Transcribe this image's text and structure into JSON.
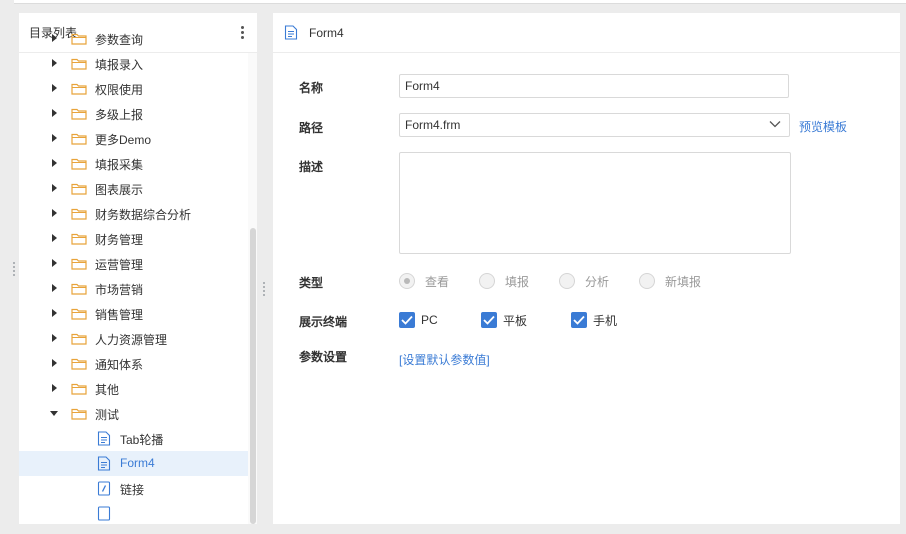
{
  "sidebar": {
    "title": "目录列表",
    "items": [
      {
        "label": "参数查询",
        "icon": "folder-icon",
        "expanded": false
      },
      {
        "label": "填报录入",
        "icon": "folder-icon",
        "expanded": false
      },
      {
        "label": "权限使用",
        "icon": "folder-icon",
        "expanded": false
      },
      {
        "label": "多级上报",
        "icon": "folder-icon",
        "expanded": false
      },
      {
        "label": "更多Demo",
        "icon": "folder-icon",
        "expanded": false
      },
      {
        "label": "填报采集",
        "icon": "folder-icon",
        "expanded": false
      },
      {
        "label": "图表展示",
        "icon": "folder-icon",
        "expanded": false
      },
      {
        "label": "财务数据综合分析",
        "icon": "folder-icon",
        "expanded": false
      },
      {
        "label": "财务管理",
        "icon": "folder-icon",
        "expanded": false
      },
      {
        "label": "运营管理",
        "icon": "folder-icon",
        "expanded": false
      },
      {
        "label": "市场营销",
        "icon": "folder-icon",
        "expanded": false
      },
      {
        "label": "销售管理",
        "icon": "folder-icon",
        "expanded": false
      },
      {
        "label": "人力资源管理",
        "icon": "folder-icon",
        "expanded": false
      },
      {
        "label": "通知体系",
        "icon": "folder-icon",
        "expanded": false
      },
      {
        "label": "其他",
        "icon": "folder-icon",
        "expanded": false
      },
      {
        "label": "测试",
        "icon": "folder-icon",
        "expanded": true
      }
    ],
    "children": [
      {
        "label": "Tab轮播",
        "icon": "file-icon",
        "selected": false
      },
      {
        "label": "Form4",
        "icon": "file-icon",
        "selected": true
      },
      {
        "label": "链接",
        "icon": "link-file-icon",
        "selected": false
      }
    ]
  },
  "content": {
    "title": "Form4",
    "name_label": "名称",
    "name_value": "Form4",
    "path_label": "路径",
    "path_value": "Form4.frm",
    "preview_link": "预览模板",
    "desc_label": "描述",
    "type_label": "类型",
    "type_options": [
      {
        "label": "查看",
        "checked": true
      },
      {
        "label": "填报",
        "checked": false
      },
      {
        "label": "分析",
        "checked": false
      },
      {
        "label": "新填报",
        "checked": false
      }
    ],
    "terminal_label": "展示终端",
    "terminals": [
      {
        "label": "PC",
        "checked": true
      },
      {
        "label": "平板",
        "checked": true
      },
      {
        "label": "手机",
        "checked": true
      }
    ],
    "param_label": "参数设置",
    "param_link": "[设置默认参数值]"
  },
  "colors": {
    "accent": "#3a7bd5",
    "folder": "#e8a33a",
    "selected_bg": "#e8f1fb"
  }
}
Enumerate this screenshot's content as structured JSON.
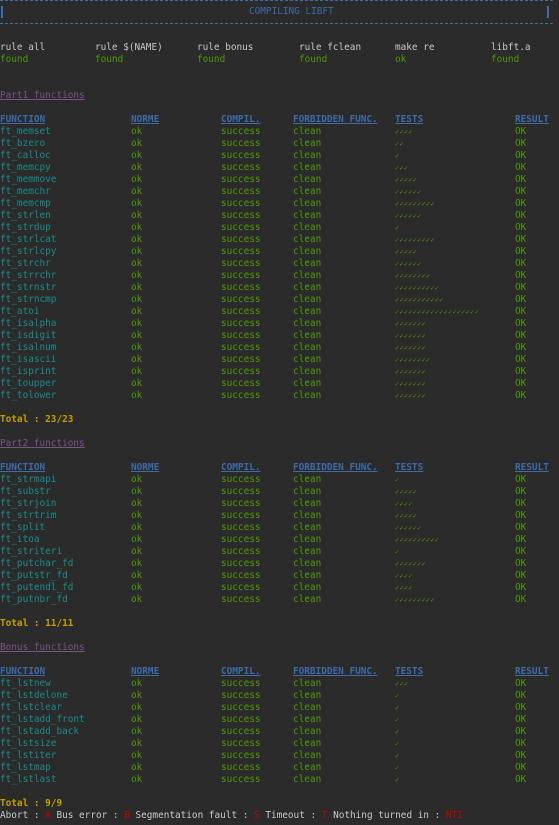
{
  "title": "COMPILING LIBFT",
  "colors": {
    "header_blue": "#3e6aa8",
    "function_cyan": "#1b8c8c",
    "ok_green": "#4e9a06",
    "section_purple": "#7a5585",
    "total_yellow": "#c4a000",
    "error_red": "#cc0000",
    "background": "#2b2b2b"
  },
  "rules": [
    {
      "label": "rule all",
      "status": "found"
    },
    {
      "label": "rule $(NAME)",
      "status": "found"
    },
    {
      "label": "rule bonus",
      "status": "found"
    },
    {
      "label": "rule fclean",
      "status": "found"
    },
    {
      "label": "make re",
      "status": "ok"
    },
    {
      "label": "libft.a",
      "status": "found"
    }
  ],
  "columns": [
    "FUNCTION",
    "NORME",
    "COMPIL.",
    "FORBIDDEN FUNC.",
    "TESTS",
    "RESULT"
  ],
  "check_glyph": "✓",
  "sections": [
    {
      "title": "Part1 functions",
      "total": "Total : 23/23",
      "rows": [
        {
          "function": "ft_memset",
          "norme": "ok",
          "compil": "success",
          "forbidden": "clean",
          "tests": 4,
          "result": "OK"
        },
        {
          "function": "ft_bzero",
          "norme": "ok",
          "compil": "success",
          "forbidden": "clean",
          "tests": 2,
          "result": "OK"
        },
        {
          "function": "ft_calloc",
          "norme": "ok",
          "compil": "success",
          "forbidden": "clean",
          "tests": 1,
          "result": "OK"
        },
        {
          "function": "ft_memcpy",
          "norme": "ok",
          "compil": "success",
          "forbidden": "clean",
          "tests": 3,
          "result": "OK"
        },
        {
          "function": "ft_memmove",
          "norme": "ok",
          "compil": "success",
          "forbidden": "clean",
          "tests": 5,
          "result": "OK"
        },
        {
          "function": "ft_memchr",
          "norme": "ok",
          "compil": "success",
          "forbidden": "clean",
          "tests": 6,
          "result": "OK"
        },
        {
          "function": "ft_memcmp",
          "norme": "ok",
          "compil": "success",
          "forbidden": "clean",
          "tests": 9,
          "result": "OK"
        },
        {
          "function": "ft_strlen",
          "norme": "ok",
          "compil": "success",
          "forbidden": "clean",
          "tests": 6,
          "result": "OK"
        },
        {
          "function": "ft_strdup",
          "norme": "ok",
          "compil": "success",
          "forbidden": "clean",
          "tests": 1,
          "result": "OK"
        },
        {
          "function": "ft_strlcat",
          "norme": "ok",
          "compil": "success",
          "forbidden": "clean",
          "tests": 9,
          "result": "OK"
        },
        {
          "function": "ft_strlcpy",
          "norme": "ok",
          "compil": "success",
          "forbidden": "clean",
          "tests": 5,
          "result": "OK"
        },
        {
          "function": "ft_strchr",
          "norme": "ok",
          "compil": "success",
          "forbidden": "clean",
          "tests": 6,
          "result": "OK"
        },
        {
          "function": "ft_strrchr",
          "norme": "ok",
          "compil": "success",
          "forbidden": "clean",
          "tests": 8,
          "result": "OK"
        },
        {
          "function": "ft_strnstr",
          "norme": "ok",
          "compil": "success",
          "forbidden": "clean",
          "tests": 10,
          "result": "OK"
        },
        {
          "function": "ft_strncmp",
          "norme": "ok",
          "compil": "success",
          "forbidden": "clean",
          "tests": 11,
          "result": "OK"
        },
        {
          "function": "ft_atoi",
          "norme": "ok",
          "compil": "success",
          "forbidden": "clean",
          "tests": 19,
          "result": "OK"
        },
        {
          "function": "ft_isalpha",
          "norme": "ok",
          "compil": "success",
          "forbidden": "clean",
          "tests": 7,
          "result": "OK"
        },
        {
          "function": "ft_isdigit",
          "norme": "ok",
          "compil": "success",
          "forbidden": "clean",
          "tests": 7,
          "result": "OK"
        },
        {
          "function": "ft_isalnum",
          "norme": "ok",
          "compil": "success",
          "forbidden": "clean",
          "tests": 7,
          "result": "OK"
        },
        {
          "function": "ft_isascii",
          "norme": "ok",
          "compil": "success",
          "forbidden": "clean",
          "tests": 8,
          "result": "OK"
        },
        {
          "function": "ft_isprint",
          "norme": "ok",
          "compil": "success",
          "forbidden": "clean",
          "tests": 7,
          "result": "OK"
        },
        {
          "function": "ft_toupper",
          "norme": "ok",
          "compil": "success",
          "forbidden": "clean",
          "tests": 7,
          "result": "OK"
        },
        {
          "function": "ft_tolower",
          "norme": "ok",
          "compil": "success",
          "forbidden": "clean",
          "tests": 7,
          "result": "OK"
        }
      ]
    },
    {
      "title": "Part2 functions",
      "total": "Total : 11/11",
      "rows": [
        {
          "function": "ft_strmapi",
          "norme": "ok",
          "compil": "success",
          "forbidden": "clean",
          "tests": 1,
          "result": "OK"
        },
        {
          "function": "ft_substr",
          "norme": "ok",
          "compil": "success",
          "forbidden": "clean",
          "tests": 5,
          "result": "OK"
        },
        {
          "function": "ft_strjoin",
          "norme": "ok",
          "compil": "success",
          "forbidden": "clean",
          "tests": 4,
          "result": "OK"
        },
        {
          "function": "ft_strtrim",
          "norme": "ok",
          "compil": "success",
          "forbidden": "clean",
          "tests": 5,
          "result": "OK"
        },
        {
          "function": "ft_split",
          "norme": "ok",
          "compil": "success",
          "forbidden": "clean",
          "tests": 6,
          "result": "OK"
        },
        {
          "function": "ft_itoa",
          "norme": "ok",
          "compil": "success",
          "forbidden": "clean",
          "tests": 10,
          "result": "OK"
        },
        {
          "function": "ft_striteri",
          "norme": "ok",
          "compil": "success",
          "forbidden": "clean",
          "tests": 1,
          "result": "OK"
        },
        {
          "function": "ft_putchar_fd",
          "norme": "ok",
          "compil": "success",
          "forbidden": "clean",
          "tests": 7,
          "result": "OK"
        },
        {
          "function": "ft_putstr_fd",
          "norme": "ok",
          "compil": "success",
          "forbidden": "clean",
          "tests": 4,
          "result": "OK"
        },
        {
          "function": "ft_putendl_fd",
          "norme": "ok",
          "compil": "success",
          "forbidden": "clean",
          "tests": 4,
          "result": "OK"
        },
        {
          "function": "ft_putnbr_fd",
          "norme": "ok",
          "compil": "success",
          "forbidden": "clean",
          "tests": 9,
          "result": "OK"
        }
      ]
    },
    {
      "title": "Bonus functions",
      "total": "Total : 9/9",
      "rows": [
        {
          "function": "ft_lstnew",
          "norme": "ok",
          "compil": "success",
          "forbidden": "clean",
          "tests": 3,
          "result": "OK"
        },
        {
          "function": "ft_lstdelone",
          "norme": "ok",
          "compil": "success",
          "forbidden": "clean",
          "tests": 1,
          "result": "OK"
        },
        {
          "function": "ft_lstclear",
          "norme": "ok",
          "compil": "success",
          "forbidden": "clean",
          "tests": 1,
          "result": "OK"
        },
        {
          "function": "ft_lstadd_front",
          "norme": "ok",
          "compil": "success",
          "forbidden": "clean",
          "tests": 1,
          "result": "OK"
        },
        {
          "function": "ft_lstadd_back",
          "norme": "ok",
          "compil": "success",
          "forbidden": "clean",
          "tests": 1,
          "result": "OK"
        },
        {
          "function": "ft_lstsize",
          "norme": "ok",
          "compil": "success",
          "forbidden": "clean",
          "tests": 1,
          "result": "OK"
        },
        {
          "function": "ft_lstiter",
          "norme": "ok",
          "compil": "success",
          "forbidden": "clean",
          "tests": 1,
          "result": "OK"
        },
        {
          "function": "ft_lstmap",
          "norme": "ok",
          "compil": "success",
          "forbidden": "clean",
          "tests": 1,
          "result": "OK"
        },
        {
          "function": "ft_lstlast",
          "norme": "ok",
          "compil": "success",
          "forbidden": "clean",
          "tests": 1,
          "result": "OK"
        }
      ]
    }
  ],
  "legend": [
    {
      "label": "Abort : ",
      "code": "A"
    },
    {
      "label": " Bus error : ",
      "code": "B"
    },
    {
      "label": " Segmentation fault : ",
      "code": "S"
    },
    {
      "label": " Timeout : ",
      "code": "T"
    },
    {
      "label": " Nothing turned in : ",
      "code": "NTI"
    }
  ]
}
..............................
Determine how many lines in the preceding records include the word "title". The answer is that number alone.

Answer to this problem
6